(Web page and app entries)
^^^^

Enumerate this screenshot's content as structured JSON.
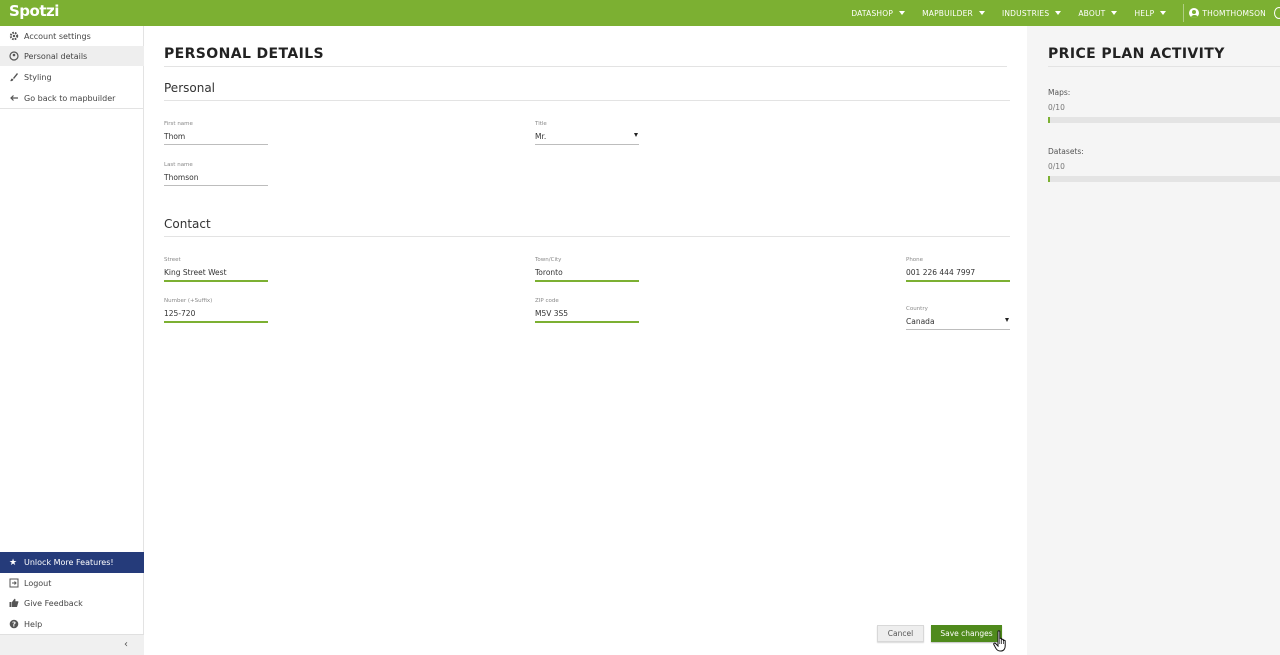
{
  "app": {
    "logo": "Spotzi"
  },
  "topnav": {
    "items": [
      {
        "label": "DATASHOP"
      },
      {
        "label": "MAPBUILDER"
      },
      {
        "label": "INDUSTRIES"
      },
      {
        "label": "ABOUT"
      },
      {
        "label": "HELP"
      }
    ],
    "user": "THOMTHOMSON"
  },
  "sidebar": {
    "items": [
      {
        "label": "Account settings",
        "icon": "gear-icon"
      },
      {
        "label": "Personal details",
        "icon": "user-circle-icon"
      },
      {
        "label": "Styling",
        "icon": "brush-icon"
      },
      {
        "label": "Go back to mapbuilder",
        "icon": "arrow-left-icon"
      }
    ],
    "unlock": {
      "label": "Unlock More Features!",
      "icon": "star-icon"
    },
    "bottom_items": [
      {
        "label": "Logout",
        "icon": "logout-icon"
      },
      {
        "label": "Give Feedback",
        "icon": "thumbs-up-icon"
      },
      {
        "label": "Help",
        "icon": "help-icon"
      }
    ]
  },
  "main": {
    "title": "PERSONAL DETAILS",
    "personal": {
      "heading": "Personal",
      "first_name": {
        "label": "First name",
        "value": "Thom"
      },
      "last_name": {
        "label": "Last name",
        "value": "Thomson"
      },
      "title": {
        "label": "Title",
        "value": "Mr."
      }
    },
    "contact": {
      "heading": "Contact",
      "street": {
        "label": "Street",
        "value": "King Street West"
      },
      "number": {
        "label": "Number (+Suffix)",
        "value": "125-720"
      },
      "town": {
        "label": "Town/City",
        "value": "Toronto"
      },
      "zip": {
        "label": "ZIP code",
        "value": "M5V 3S5"
      },
      "phone": {
        "label": "Phone",
        "value": "001 226 444 7997"
      },
      "country": {
        "label": "Country",
        "value": "Canada"
      }
    },
    "buttons": {
      "cancel": "Cancel",
      "save": "Save changes"
    }
  },
  "price_plan": {
    "title": "PRICE PLAN ACTIVITY",
    "maps": {
      "label": "Maps:",
      "count": "0/10",
      "fraction": 0
    },
    "datasets": {
      "label": "Datasets:",
      "count": "0/10",
      "fraction": 0
    }
  },
  "colors": {
    "brand_green": "#7cb032",
    "save_green": "#4f8a1c",
    "unlock_blue": "#253b7a"
  }
}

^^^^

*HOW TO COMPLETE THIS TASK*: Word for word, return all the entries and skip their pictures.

*RESULT BELOW*:
Enumerate this screenshot's content as structured JSON.
{
  "app": {
    "logo": "Spotzi"
  },
  "topnav": {
    "items": [
      {
        "label": "DATASHOP"
      },
      {
        "label": "MAPBUILDER"
      },
      {
        "label": "INDUSTRIES"
      },
      {
        "label": "ABOUT"
      },
      {
        "label": "HELP"
      }
    ],
    "user": "THOMTHOMSON"
  },
  "sidebar": {
    "items": [
      {
        "label": "Account settings",
        "icon": "gear-icon"
      },
      {
        "label": "Personal details",
        "icon": "user-circle-icon"
      },
      {
        "label": "Styling",
        "icon": "brush-icon"
      },
      {
        "label": "Go back to mapbuilder",
        "icon": "arrow-left-icon"
      }
    ],
    "unlock": {
      "label": "Unlock More Features!",
      "icon": "star-icon"
    },
    "bottom_items": [
      {
        "label": "Logout",
        "icon": "logout-icon"
      },
      {
        "label": "Give Feedback",
        "icon": "thumbs-up-icon"
      },
      {
        "label": "Help",
        "icon": "help-icon"
      }
    ]
  },
  "main": {
    "title": "PERSONAL DETAILS",
    "personal": {
      "heading": "Personal",
      "first_name": {
        "label": "First name",
        "value": "Thom"
      },
      "last_name": {
        "label": "Last name",
        "value": "Thomson"
      },
      "title": {
        "label": "Title",
        "value": "Mr."
      }
    },
    "contact": {
      "heading": "Contact",
      "street": {
        "label": "Street",
        "value": "King Street West"
      },
      "number": {
        "label": "Number (+Suffix)",
        "value": "125-720"
      },
      "town": {
        "label": "Town/City",
        "value": "Toronto"
      },
      "zip": {
        "label": "ZIP code",
        "value": "M5V 3S5"
      },
      "phone": {
        "label": "Phone",
        "value": "001 226 444 7997"
      },
      "country": {
        "label": "Country",
        "value": "Canada"
      }
    },
    "buttons": {
      "cancel": "Cancel",
      "save": "Save changes"
    }
  },
  "price_plan": {
    "title": "PRICE PLAN ACTIVITY",
    "maps": {
      "label": "Maps:",
      "count": "0/10",
      "fraction": 0
    },
    "datasets": {
      "label": "Datasets:",
      "count": "0/10",
      "fraction": 0
    }
  },
  "colors": {
    "brand_green": "#7cb032",
    "save_green": "#4f8a1c",
    "unlock_blue": "#253b7a"
  }
}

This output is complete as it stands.